Dozens of metropolitan areas throughout the U.S. are dealing with an issue that has evaded Charlotte: suburban sprawl.
North Carolina’s most populous metro area is one of a handful in the nation that saw more urbanized growth from 2010 to 2016, according to an article published this week by The New York Times.
The story disputes the notion that residents are flocking back to American cities, stating that 80% of 51 metro areas with more than 1 million inhabitants have increasingly become suburban during the six-year period.
“There’s a clear pattern in which metro areas are becoming more urban: Dense metros are getting denser,” said Jed Kolko, who penned the piece. Kolko is Indeed.com’s chief economist as well as a senior fellow at the University of California, Berkeley’s Terner Center for Housing Innovation. “Meanwhile, sprawling metro areas are spreading out further. It’s another example of a polarized America, of places becoming more unlike each other: not only with respect to income inequality and politics, but also with growth patterns.”
The Queen City was the only Southern city to see its average neighborhood density increase. Seattle had the largest uptick in urban expansion.
The state’s capital of Raleigh, however, followed a pattern typical of other Southern metro areas: growing out, rather than up. Those markets also are experiencing quicker overall growth, according to the article.
For the analysis, Kolko used population estimates from the 2016 Census Bureau as well as U.S. Postal Service data on residential addresses receiving mail.

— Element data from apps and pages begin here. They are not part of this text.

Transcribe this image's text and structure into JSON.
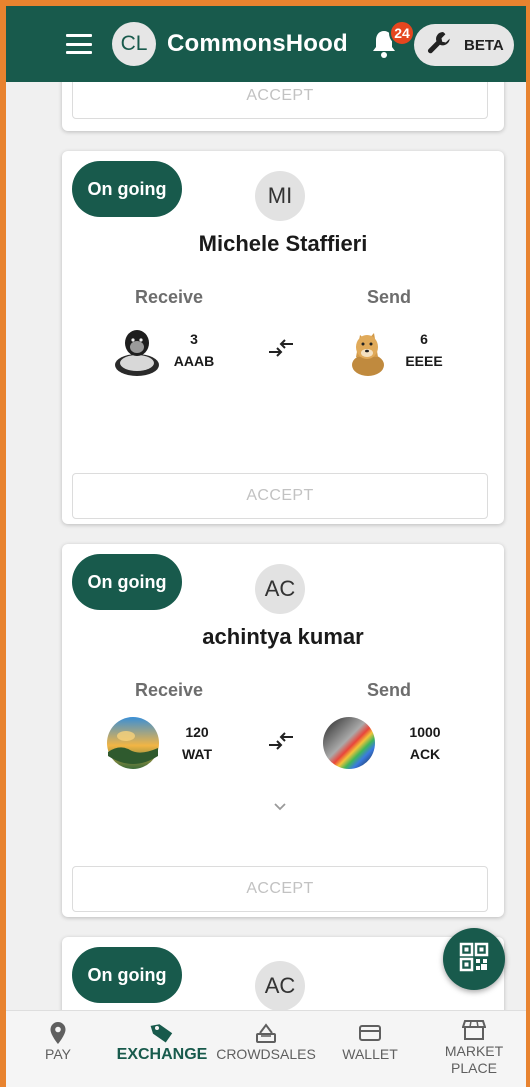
{
  "header": {
    "logo_initials": "CL",
    "app_name": "CommonsHood",
    "notification_count": "24",
    "beta_label": "BETA"
  },
  "accept_label": "ACCEPT",
  "cards": [
    {
      "status": "On going",
      "avatar_initials": "MI",
      "user_name": "Michele Staffieri",
      "receive_label": "Receive",
      "send_label": "Send",
      "receive_amount": "3",
      "receive_symbol": "AAAB",
      "receive_icon": "gorilla-token-icon",
      "send_amount": "6",
      "send_symbol": "EEEE",
      "send_icon": "dog-token-icon"
    },
    {
      "status": "On going",
      "avatar_initials": "AC",
      "user_name": "achintya kumar",
      "receive_label": "Receive",
      "send_label": "Send",
      "receive_amount": "120",
      "receive_symbol": "WAT",
      "receive_icon": "landscape-token-icon",
      "send_amount": "1000",
      "send_symbol": "ACK",
      "send_icon": "rainbow-token-icon"
    },
    {
      "status": "On going",
      "avatar_initials": "AC"
    }
  ],
  "bottom_nav": [
    {
      "label": "PAY",
      "icon": "location-pin-icon",
      "active": false
    },
    {
      "label": "EXCHANGE",
      "icon": "tag-icon",
      "active": true
    },
    {
      "label": "CROWDSALES",
      "icon": "ballot-icon",
      "active": false
    },
    {
      "label": "WALLET",
      "icon": "credit-card-icon",
      "active": false
    },
    {
      "label": "MARKET PLACE",
      "icon": "storefront-icon",
      "active": false
    }
  ],
  "colors": {
    "primary": "#185a4c",
    "badge": "#e5461f",
    "frame_accent": "#e8832f"
  }
}
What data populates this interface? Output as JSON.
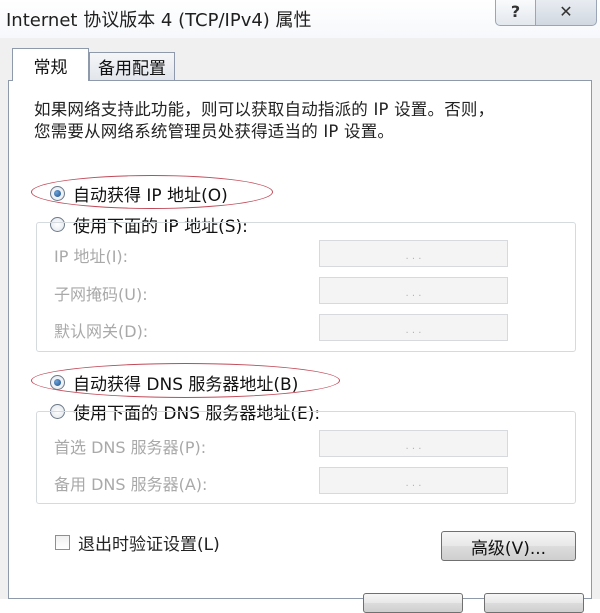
{
  "window": {
    "title": "Internet 协议版本 4 (TCP/IPv4) 属性",
    "help_glyph": "?",
    "close_glyph": "✕"
  },
  "tabs": [
    {
      "label": "常规",
      "active": true
    },
    {
      "label": "备用配置",
      "active": false
    }
  ],
  "description": {
    "line1": "如果网络支持此功能，则可以获取自动指派的 IP 设置。否则，",
    "line2": "您需要从网络系统管理员处获得适当的 IP 设置。"
  },
  "ip": {
    "auto_label": "自动获得 IP 地址(O)",
    "manual_label": "使用下面的 IP 地址(S):",
    "auto_selected": true,
    "fields": [
      {
        "label": "IP 地址(I):",
        "value": ". . ."
      },
      {
        "label": "子网掩码(U):",
        "value": ". . ."
      },
      {
        "label": "默认网关(D):",
        "value": ". . ."
      }
    ]
  },
  "dns": {
    "auto_label": "自动获得 DNS 服务器地址(B)",
    "manual_label": "使用下面的 DNS 服务器地址(E):",
    "auto_selected": true,
    "fields": [
      {
        "label": "首选 DNS 服务器(P):",
        "value": ". . ."
      },
      {
        "label": "备用 DNS 服务器(A):",
        "value": ". . ."
      }
    ]
  },
  "validate_checkbox": {
    "label": "退出时验证设置(L)",
    "checked": false
  },
  "buttons": {
    "advanced": "高级(V)..."
  },
  "colors": {
    "highlight_oval": "#c04a58",
    "frame": "#8e9aab"
  }
}
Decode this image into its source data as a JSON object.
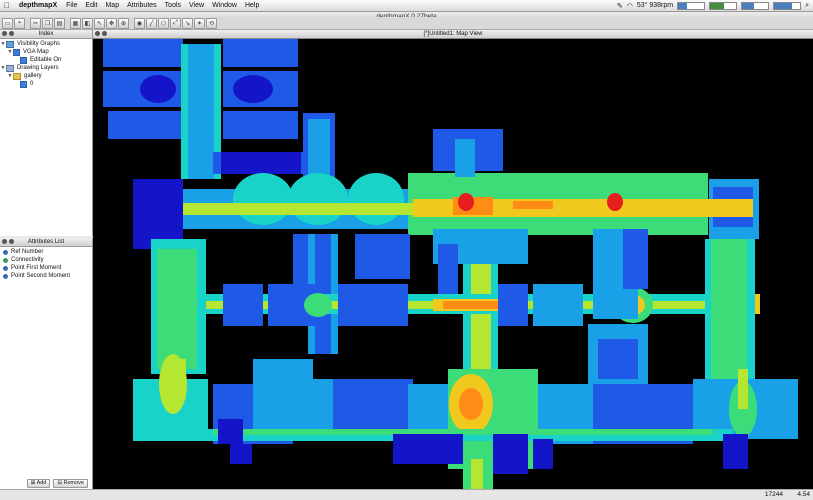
{
  "menubar": {
    "app_name": "depthmapX",
    "items": [
      "File",
      "Edit",
      "Map",
      "Attributes",
      "Tools",
      "View",
      "Window",
      "Help"
    ],
    "rpm": "53° 938rpm"
  },
  "window_title": "depthmapX 0.27beta",
  "toolbar": {
    "icons": [
      "open-icon",
      "save-icon",
      "cut-icon",
      "copy-icon",
      "paste-icon",
      "grid-icon",
      "fill-icon",
      "select-icon",
      "pan-icon",
      "zoom-icon",
      "isovist-icon",
      "line-icon",
      "polygon-icon",
      "axial-icon",
      "step-icon",
      "graph-icon",
      "agent-icon"
    ]
  },
  "index_panel": {
    "title": "Index",
    "tree": [
      {
        "label": "Visibility Graphs",
        "level": 0,
        "kind": "group"
      },
      {
        "label": "VGA Map",
        "level": 1,
        "kind": "check"
      },
      {
        "label": "Editable On",
        "level": 2,
        "kind": "check"
      },
      {
        "label": "Drawing Layers",
        "level": 0,
        "kind": "group"
      },
      {
        "label": "gallery",
        "level": 1,
        "kind": "folder"
      },
      {
        "label": "0",
        "level": 2,
        "kind": "check"
      }
    ]
  },
  "attr_panel": {
    "title": "Attributes List",
    "items": [
      {
        "label": "Ref Number",
        "color": "#2d6db3"
      },
      {
        "label": "Connectivity",
        "color": "#3a9a5a"
      },
      {
        "label": "Point First Moment",
        "color": "#2d6db3"
      },
      {
        "label": "Point Second Moment",
        "color": "#2d6db3"
      }
    ],
    "add_label": "Add",
    "remove_label": "Remove"
  },
  "map_window": {
    "title": "[*]Untitled1: Map View",
    "palette": [
      "#1414c8",
      "#1e5ae6",
      "#1aa0e6",
      "#19d2c8",
      "#3cdc78",
      "#b4e632",
      "#f0c81e",
      "#ff8c14",
      "#e61e1e"
    ]
  },
  "status": {
    "count": "17244",
    "zoom": "4.54"
  }
}
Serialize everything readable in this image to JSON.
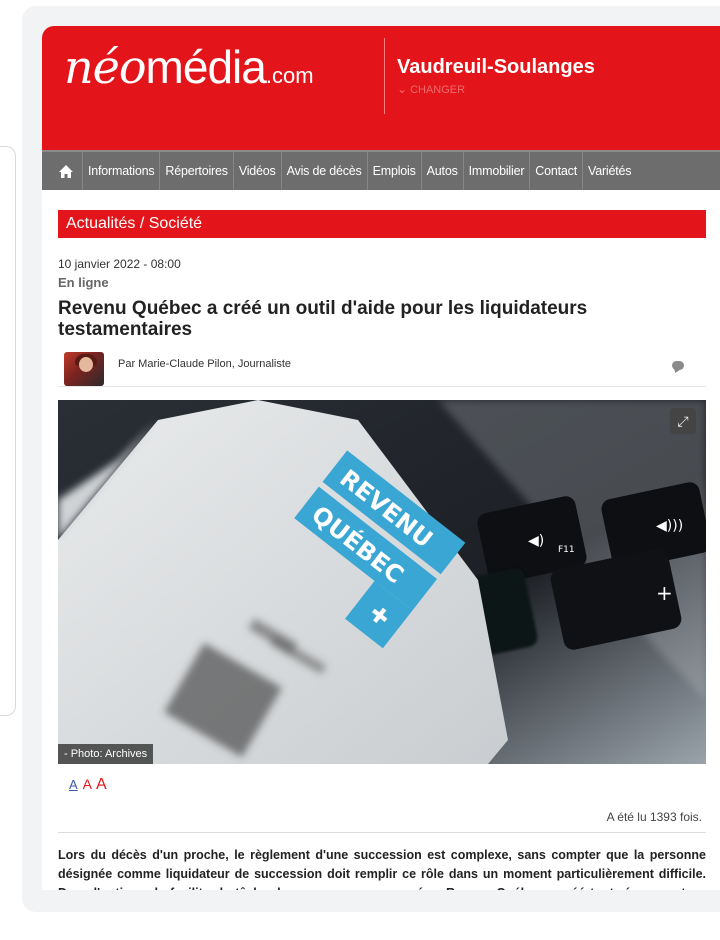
{
  "site": {
    "logo_neo": "néo",
    "logo_media": "média",
    "logo_dotcom": ".com",
    "region": "Vaudreuil-Soulanges",
    "change_label": "CHANGER"
  },
  "nav": {
    "items": [
      "Informations",
      "Répertoires",
      "Vidéos",
      "Avis de décès",
      "Emplois",
      "Autos",
      "Immobilier",
      "Contact",
      "Variétés"
    ]
  },
  "article": {
    "section": "Actualités / Société",
    "date": "10 janvier 2022 - 08:00",
    "status": "En ligne",
    "headline": "Revenu Québec a créé un outil d'aide pour les liquidateurs testamentaires",
    "byline": "Par Marie-Claude Pilon, Journaliste",
    "photo_caption": "- Photo: Archives",
    "photo_logo_lines": [
      "REVENU",
      "QUÉBEC"
    ],
    "key_label": "F11",
    "font_sizes": [
      "A",
      "A",
      "A"
    ],
    "views": "A été lu 1393 fois.",
    "lede": "Lors du décès d'un proche, le règlement d'une succession est complexe, sans compter que la personne désignée comme liquidateur de succession doit remplir ce rôle dans un moment particulièrement difficile. Dans l'optique de faciliter la tâche des personnes concernées, Revenu Québec a créé tout récemment un outil d'aide pour les liquidateurs testamentaires."
  },
  "colors": {
    "brand_red": "#e3151a",
    "nav_gray": "#6d6d6d",
    "revenu_blue": "#3aa6d3"
  }
}
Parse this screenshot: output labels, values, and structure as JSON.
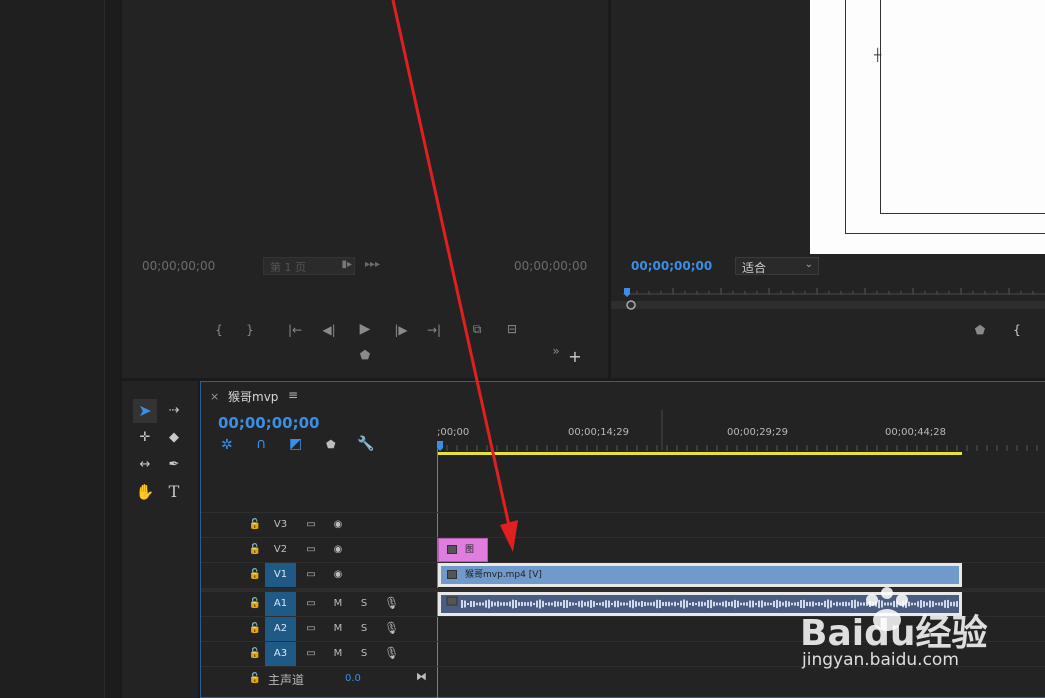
{
  "source_monitor": {
    "timecode_left": "00;00;00;00",
    "page_field": "第 1 页",
    "timecode_right": "00;00;00;00",
    "controls": [
      "{",
      "}",
      "|←",
      "◀|",
      "▶",
      "|▶",
      "→|"
    ]
  },
  "program_monitor": {
    "timecode": "00;00;00;00",
    "fit_select": "适合"
  },
  "timeline": {
    "close_symbol": "×",
    "sequence_name": "猴哥mvp",
    "menu_symbol": "≡",
    "timecode": "00;00;00;00",
    "ruler": [
      ";00;00",
      "00;00;14;29",
      "00;00;29;29",
      "00;00;44;28"
    ],
    "video_tracks": [
      {
        "label": "V3",
        "active": false
      },
      {
        "label": "V2",
        "active": false
      },
      {
        "label": "V1",
        "active": true
      }
    ],
    "audio_tracks": [
      {
        "label": "A1",
        "m": "M",
        "s": "S"
      },
      {
        "label": "A2",
        "m": "M",
        "s": "S"
      },
      {
        "label": "A3",
        "m": "M",
        "s": "S"
      }
    ],
    "master": {
      "label": "主声道",
      "value": "0.0"
    },
    "clips": {
      "v2_clip": "图",
      "v1_clip": "猴哥mvp.mp4 [V]"
    },
    "colors": {
      "playhead": "#3b8ee6",
      "work_area": "#e8e23a",
      "v2_clip": "#e07ee0",
      "v1_clip": "#6f9acb",
      "audio_clip": "#6b7fa0"
    }
  },
  "annotation": {
    "arrow_color": "#e02020"
  },
  "watermark": {
    "brand": "Baidu经验",
    "url": "jingyan.baidu.com"
  }
}
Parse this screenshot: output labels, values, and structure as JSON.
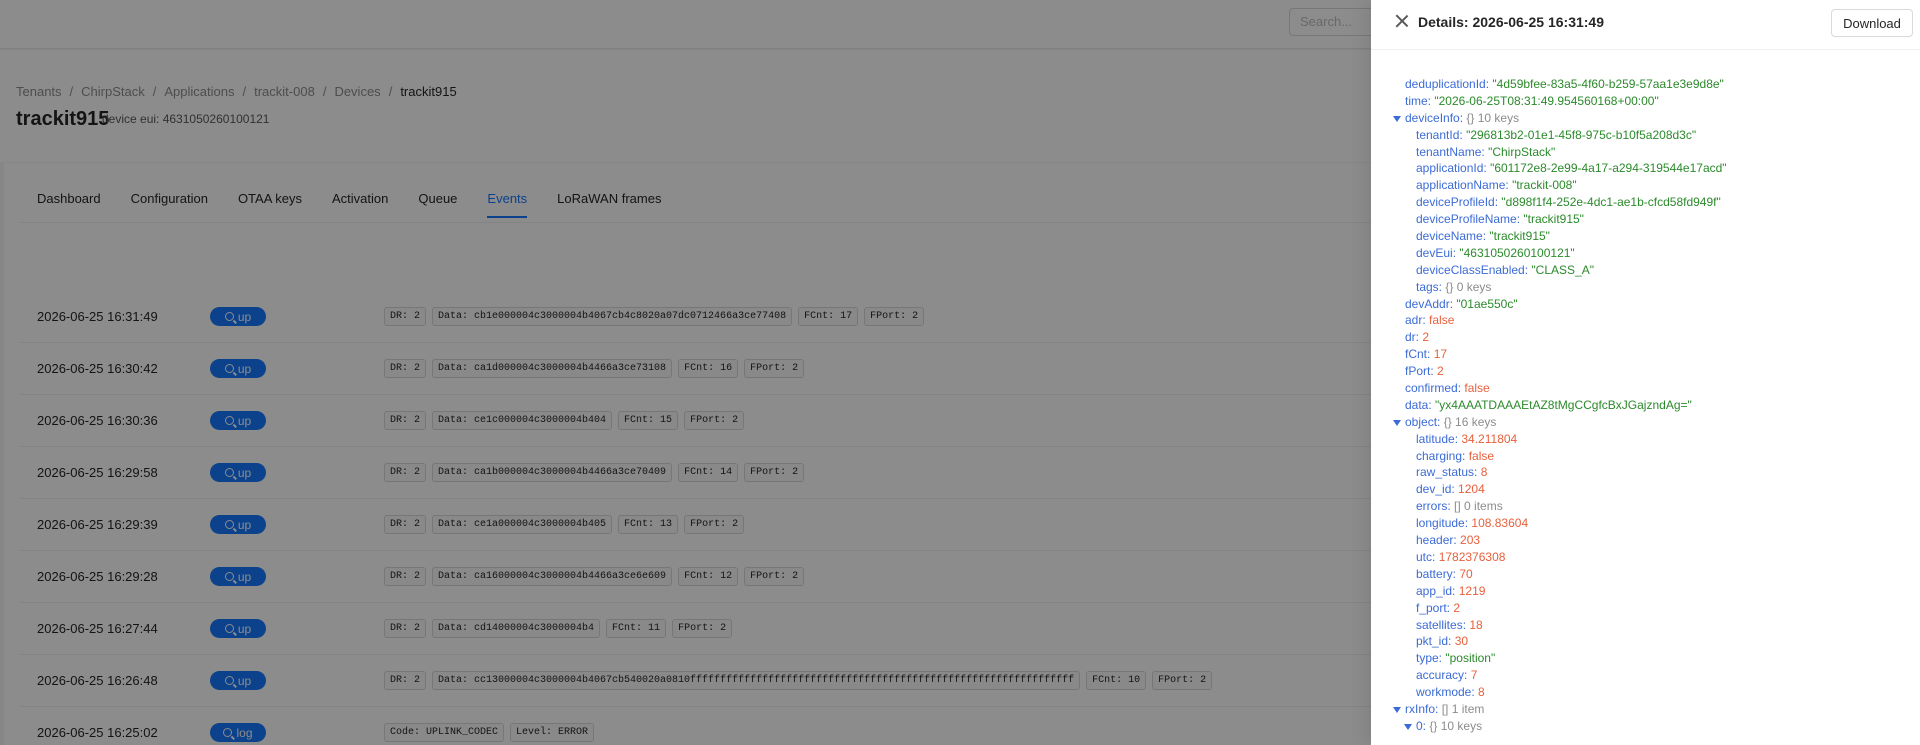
{
  "search": {
    "placeholder": "Search..."
  },
  "breadcrumb": [
    "Tenants",
    "ChirpStack",
    "Applications",
    "trackit-008",
    "Devices",
    "trackit915"
  ],
  "device": {
    "title": "trackit915",
    "subtitle": "device eui: 4631050260100121"
  },
  "tabs": [
    {
      "label": "Dashboard",
      "active": false
    },
    {
      "label": "Configuration",
      "active": false
    },
    {
      "label": "OTAA keys",
      "active": false
    },
    {
      "label": "Activation",
      "active": false
    },
    {
      "label": "Queue",
      "active": false
    },
    {
      "label": "Events",
      "active": true
    },
    {
      "label": "LoRaWAN frames",
      "active": false
    }
  ],
  "events": [
    {
      "time": "2026-06-25 16:31:49",
      "type": "up",
      "tags": [
        "DR: 2",
        "Data: cb1e000004c3000004b4067cb4c8020a07dc0712466a3ce77408",
        "FCnt: 17",
        "FPort: 2"
      ]
    },
    {
      "time": "2026-06-25 16:30:42",
      "type": "up",
      "tags": [
        "DR: 2",
        "Data: ca1d000004c3000004b4466a3ce73108",
        "FCnt: 16",
        "FPort: 2"
      ]
    },
    {
      "time": "2026-06-25 16:30:36",
      "type": "up",
      "tags": [
        "DR: 2",
        "Data: ce1c000004c3000004b404",
        "FCnt: 15",
        "FPort: 2"
      ]
    },
    {
      "time": "2026-06-25 16:29:58",
      "type": "up",
      "tags": [
        "DR: 2",
        "Data: ca1b000004c3000004b4466a3ce70409",
        "FCnt: 14",
        "FPort: 2"
      ]
    },
    {
      "time": "2026-06-25 16:29:39",
      "type": "up",
      "tags": [
        "DR: 2",
        "Data: ce1a000004c3000004b405",
        "FCnt: 13",
        "FPort: 2"
      ]
    },
    {
      "time": "2026-06-25 16:29:28",
      "type": "up",
      "tags": [
        "DR: 2",
        "Data: ca16000004c3000004b4466a3ce6e609",
        "FCnt: 12",
        "FPort: 2"
      ]
    },
    {
      "time": "2026-06-25 16:27:44",
      "type": "up",
      "tags": [
        "DR: 2",
        "Data: cd14000004c3000004b4",
        "FCnt: 11",
        "FPort: 2"
      ]
    },
    {
      "time": "2026-06-25 16:26:48",
      "type": "up",
      "tags": [
        "DR: 2",
        "Data: cc13000004c3000004b4067cb540020a0810ffffffffffffffffffffffffffffffffffffffffffffffffffffffffffffffff",
        "FCnt: 10",
        "FPort: 2"
      ]
    },
    {
      "time": "2026-06-25 16:25:02",
      "type": "log",
      "tags": [
        "Code: UPLINK_CODEC",
        "Level: ERROR"
      ]
    }
  ],
  "drawer": {
    "title": "Details: 2026-06-25 16:31:49",
    "download_label": "Download",
    "lines": [
      {
        "indent": 0,
        "key": "deduplicationId:",
        "val": "\"4d59bfee-83a5-4f60-b259-57aa1e3e9d8e\"",
        "kind": "s"
      },
      {
        "indent": 0,
        "key": "time:",
        "val": "\"2026-06-25T08:31:49.954560168+00:00\"",
        "kind": "s"
      },
      {
        "indent": 0,
        "key": "deviceInfo:",
        "val": "{}  10 keys",
        "kind": "m",
        "toggle": true
      },
      {
        "indent": 1,
        "key": "tenantId:",
        "val": "\"296813b2-01e1-45f8-975c-b10f5a208d3c\"",
        "kind": "s"
      },
      {
        "indent": 1,
        "key": "tenantName:",
        "val": "\"ChirpStack\"",
        "kind": "s"
      },
      {
        "indent": 1,
        "key": "applicationId:",
        "val": "\"601172e8-2e99-4a17-a294-319544e17acd\"",
        "kind": "s"
      },
      {
        "indent": 1,
        "key": "applicationName:",
        "val": "\"trackit-008\"",
        "kind": "s"
      },
      {
        "indent": 1,
        "key": "deviceProfileId:",
        "val": "\"d898f1f4-252e-4dc1-ae1b-cfcd58fd949f\"",
        "kind": "s"
      },
      {
        "indent": 1,
        "key": "deviceProfileName:",
        "val": "\"trackit915\"",
        "kind": "s"
      },
      {
        "indent": 1,
        "key": "deviceName:",
        "val": "\"trackit915\"",
        "kind": "s"
      },
      {
        "indent": 1,
        "key": "devEui:",
        "val": "\"4631050260100121\"",
        "kind": "s"
      },
      {
        "indent": 1,
        "key": "deviceClassEnabled:",
        "val": "\"CLASS_A\"",
        "kind": "s"
      },
      {
        "indent": 1,
        "key": "tags:",
        "val": "{}  0 keys",
        "kind": "m"
      },
      {
        "indent": 0,
        "key": "devAddr:",
        "val": "\"01ae550c\"",
        "kind": "s"
      },
      {
        "indent": 0,
        "key": "adr:",
        "val": "false",
        "kind": "b"
      },
      {
        "indent": 0,
        "key": "dr:",
        "val": "2",
        "kind": "n"
      },
      {
        "indent": 0,
        "key": "fCnt:",
        "val": "17",
        "kind": "n"
      },
      {
        "indent": 0,
        "key": "fPort:",
        "val": "2",
        "kind": "n"
      },
      {
        "indent": 0,
        "key": "confirmed:",
        "val": "false",
        "kind": "b"
      },
      {
        "indent": 0,
        "key": "data:",
        "val": "\"yx4AAATDAAAEtAZ8tMgCCgfcBxJGajzndAg=\"",
        "kind": "s"
      },
      {
        "indent": 0,
        "key": "object:",
        "val": "{}  16 keys",
        "kind": "m",
        "toggle": true
      },
      {
        "indent": 1,
        "key": "latitude:",
        "val": "34.211804",
        "kind": "n"
      },
      {
        "indent": 1,
        "key": "charging:",
        "val": "false",
        "kind": "b"
      },
      {
        "indent": 1,
        "key": "raw_status:",
        "val": "8",
        "kind": "n"
      },
      {
        "indent": 1,
        "key": "dev_id:",
        "val": "1204",
        "kind": "n"
      },
      {
        "indent": 1,
        "key": "errors:",
        "val": "[]  0 items",
        "kind": "m"
      },
      {
        "indent": 1,
        "key": "longitude:",
        "val": "108.83604",
        "kind": "n"
      },
      {
        "indent": 1,
        "key": "header:",
        "val": "203",
        "kind": "n"
      },
      {
        "indent": 1,
        "key": "utc:",
        "val": "1782376308",
        "kind": "n"
      },
      {
        "indent": 1,
        "key": "battery:",
        "val": "70",
        "kind": "n"
      },
      {
        "indent": 1,
        "key": "app_id:",
        "val": "1219",
        "kind": "n"
      },
      {
        "indent": 1,
        "key": "f_port:",
        "val": "2",
        "kind": "n"
      },
      {
        "indent": 1,
        "key": "satellites:",
        "val": "18",
        "kind": "n"
      },
      {
        "indent": 1,
        "key": "pkt_id:",
        "val": "30",
        "kind": "n"
      },
      {
        "indent": 1,
        "key": "type:",
        "val": "\"position\"",
        "kind": "s"
      },
      {
        "indent": 1,
        "key": "accuracy:",
        "val": "7",
        "kind": "n"
      },
      {
        "indent": 1,
        "key": "workmode:",
        "val": "8",
        "kind": "n"
      },
      {
        "indent": 0,
        "key": "rxInfo:",
        "val": "[]  1 item",
        "kind": "m",
        "toggle": true
      },
      {
        "indent": 1,
        "key": "0:",
        "val": "{}  10 keys",
        "kind": "m",
        "toggle": true
      }
    ]
  }
}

And a previous study produced by The Atlantic showed the same trend persisted in Charlotte four years ago, when population growth within the city limits exceeded the surrounding suburbs.
Also noted are the following stats:
An 8.9% increase in U-Haul arrivals to Charlotte last year puts the Queen City at No. 10 on the moving company’s list of top U.S. Destination Cities for 2016.
Charlotte inched up four spots after landing at No. 14 in the previous year.
The list signals the busiest places in the U.S. for incoming U-Haul trucks based on the total number of one-way rentals to a city during the past calendar year. It accounts for “the volume and regularity of do-it-yourself movers coming into a community” rather than departing traffic, which reflects growth.
The most recent population estimates released in March by the U.S. Census Bureau show that nearly 50,000 residents moved to metro Charlotte from July 2015 to 2016. About 2.47 million people called the Charlotte-Concord-Gastonia area home as of July 1, 2016.
The metro area ranked 34th in the nation in terms of percentage gain and 12th for its numeric increase of new residents.
“Charlotte will continue to be a winning city because of our good jobs, great weather, and our commitment to being a welcoming and inclusive city,” said Mayor Jennifer Roberts in a statement.
For the report, U-Haul tracked the top drop-off locations for more than 1.7 million one-way U-Haul truck rental transactions. The do-it-yourself moving and self-storage company, based in Phoenix, has more than 21,000 locations in the U.S. and Canada.
U-Haul will continue its countdown of the top 10 U.S. Destination Cities through May 26.